martedì 28 febbraio 2017
In his first address to Congress, President Donald Trump is expected to lay out a “bold agenda” to unite the country, reform healthcare and secure the borders. Democrats are responding by inviting immigrants, including some who are in the US illegally....
In his first address to Congress, President Donald Trump is expected to lay out a “bold agenda” to unite the country, reform healthcare and secure the borders. Democrats are responding by inviting immigrants, including some who are in the US illegally.
Trump will be speaking to the nation and members of Congress at the invitation of House Speaker Paul Ryan (R-Wisconsin), who announced last week that the address was arranged to bring the country together.
The speech is scheduled to be delivered from the US Capitol beginning at 9:00pm EST on Tuesday.
“With this unified Republican government, we have a unique opportunity to deliver results to the American people,” said Ryan, adding “this will be an opportunity for the people and their representatives to hear directly from our new President about his vision and our shared agenda.”
In a press briefing on Monday, White House Press Secretary Sean Spicer said the president will use the speech to refocus the American public on his policy priorities, and outline his vision for the country over the next four years.
Spicer says Trump will focus on his “bold agenda,” which includes tax reform, a “patient-centered alternative” to the Affordable Care Act, and rebuilding America’s military. Trump will also talk about some of his administration’s key accomplishments so far, as well as his trade policies and plans for dealing with Islamic State (formerly ISIS/ISIL).
The president’s press secretary also noted that Trump views these issues as “shared American values, regardless of party,” and said the president will invite Americans of “all backgrounds to come together in the service of a stronger and brighter future for our nation.”
The speech comes after Trump’s first month in office, in which he has promised to deport illegal immigrants back to Mexico and signed an executive order banning immigrants from seven Muslim-majority countries in the Middle East.
The opposition Democrats have chosen undocumented immigrant Astrid Silva to deliver the party's response in Spanish, while former Kentucky Governor Steve Beshear delivers the response in English.
Several Democratic lawmakers have also announced they would be inviting immigrants as guests to the event.
Senator Dick Durbin (D-Illinios) has invited Aaima Sayed as his guest. Sayed, who was brought to this country when she was just three years old, is an undocumented immigrant who can only stay in the country thanks to the Deferred Action for Childhood Arrivals (DACA) program enacted by President Barack Obama in 2012. She is now a third-year medical student at Loyola University.
“Would the United States be better off if Aaima is deported to Pakistan, where she hasn’t lived since she was a toddler, instead of using her talent as a physician to help low-income Americans? The answer is clear,” Durbin said in a statement quoted by Politico. “I am honored to host this gifted young medical student as my guest. I hope her presence reminds President Trump what’s at stake in the debate over DACA: the lives of more than 750,000 innocent young people and the wellbeing of entire communities.”

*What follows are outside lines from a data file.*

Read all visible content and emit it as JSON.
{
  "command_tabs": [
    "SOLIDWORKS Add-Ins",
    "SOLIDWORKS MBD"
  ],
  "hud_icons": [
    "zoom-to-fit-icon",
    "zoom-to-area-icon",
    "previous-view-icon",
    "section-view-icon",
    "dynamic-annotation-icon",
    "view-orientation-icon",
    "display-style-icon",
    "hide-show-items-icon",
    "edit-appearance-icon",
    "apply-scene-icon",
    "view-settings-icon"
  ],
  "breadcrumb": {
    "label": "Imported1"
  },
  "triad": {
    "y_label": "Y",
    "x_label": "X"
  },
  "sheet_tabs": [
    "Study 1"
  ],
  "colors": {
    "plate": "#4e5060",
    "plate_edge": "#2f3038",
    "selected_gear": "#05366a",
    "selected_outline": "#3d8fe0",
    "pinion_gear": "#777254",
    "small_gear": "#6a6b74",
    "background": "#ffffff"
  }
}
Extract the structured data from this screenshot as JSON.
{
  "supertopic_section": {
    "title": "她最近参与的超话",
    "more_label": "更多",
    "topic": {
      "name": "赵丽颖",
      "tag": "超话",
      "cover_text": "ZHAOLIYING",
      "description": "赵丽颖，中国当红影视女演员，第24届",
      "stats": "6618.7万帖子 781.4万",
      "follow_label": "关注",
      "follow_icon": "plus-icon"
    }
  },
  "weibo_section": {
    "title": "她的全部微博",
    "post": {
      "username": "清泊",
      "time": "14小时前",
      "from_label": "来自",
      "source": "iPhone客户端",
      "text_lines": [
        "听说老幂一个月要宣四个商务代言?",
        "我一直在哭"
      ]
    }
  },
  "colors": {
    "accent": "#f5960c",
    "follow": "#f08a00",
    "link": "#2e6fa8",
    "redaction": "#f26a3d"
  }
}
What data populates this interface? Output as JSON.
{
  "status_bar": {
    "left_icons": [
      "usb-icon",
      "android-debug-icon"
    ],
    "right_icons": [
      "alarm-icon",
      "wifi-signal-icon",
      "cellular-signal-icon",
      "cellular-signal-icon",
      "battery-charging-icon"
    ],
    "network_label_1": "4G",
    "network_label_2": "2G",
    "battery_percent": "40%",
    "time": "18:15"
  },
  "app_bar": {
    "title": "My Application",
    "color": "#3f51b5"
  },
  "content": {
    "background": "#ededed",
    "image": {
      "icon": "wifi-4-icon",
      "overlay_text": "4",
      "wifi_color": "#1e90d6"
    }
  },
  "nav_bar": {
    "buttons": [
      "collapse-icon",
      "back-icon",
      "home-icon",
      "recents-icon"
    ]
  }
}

Congresswoman Nydia Velazquez (D-New York) tweeted that her guest will be Hameed Darweesh, an Iraqi interpreter who worked for the US army for a decade, but was detained at JFK International Airport following Trump’s travel ban in January.
Darweesh is also one of the lead plaintiffs in a lawsuit challenging Trump’s immigration ban alleging that it violates immigrants’ Fifth Amendment procedural and substantive due process rights.
In a press release, Congressman Luis Gutierrez (D-Illinois) said his guest would be Fidaa Elaydi, a Muslim immigration attorney and daughter of Palestinian refugees. Elaydi works with immigrants that are vulnerable to Trump’s travel ban.
“I want Trump to see the face of a woman, the face of a Muslim, and the face of someone whose family has enriched and contributed to this country despite starting out as refugees,” Gutierrez said, adding “Trump needs to know that real people are hurt by his policies and Ms. Elaydi can make that point in so many ways. I am looking forward to it.”
Congresswoman Chellie Pingree (D-Maine) released a statement saying she was inviting Banah Al-Hanfy, a young Iraqi woman whose father served as an interpreter for the US military. Trump’s travel ban also stopped Al-Hanfy from boarding a flight from Baghdad to Maine, separating her from the rest of her family.
“I hope the President will make clear tomorrow evening that his new immigration orders will not attack people who are coming to our nation legally simply because of their religion or country of origin,” Pingree wrote, adding “I also hope Banah will hear President Trump express gratitude for those who’ve served our military as her father did.”
In total, more than a half a dozen Democrats from the House and Senate are inviting undocumented immigrants who are currently protected under the DACA program, including Ami Bera (D-California), Jared Polis (D-Colorado), Jerrold Nadler (D-New York), Mark Pocan (D-Wisconsin), Nanette Barragan (D-California), and Lou Correa (D-California).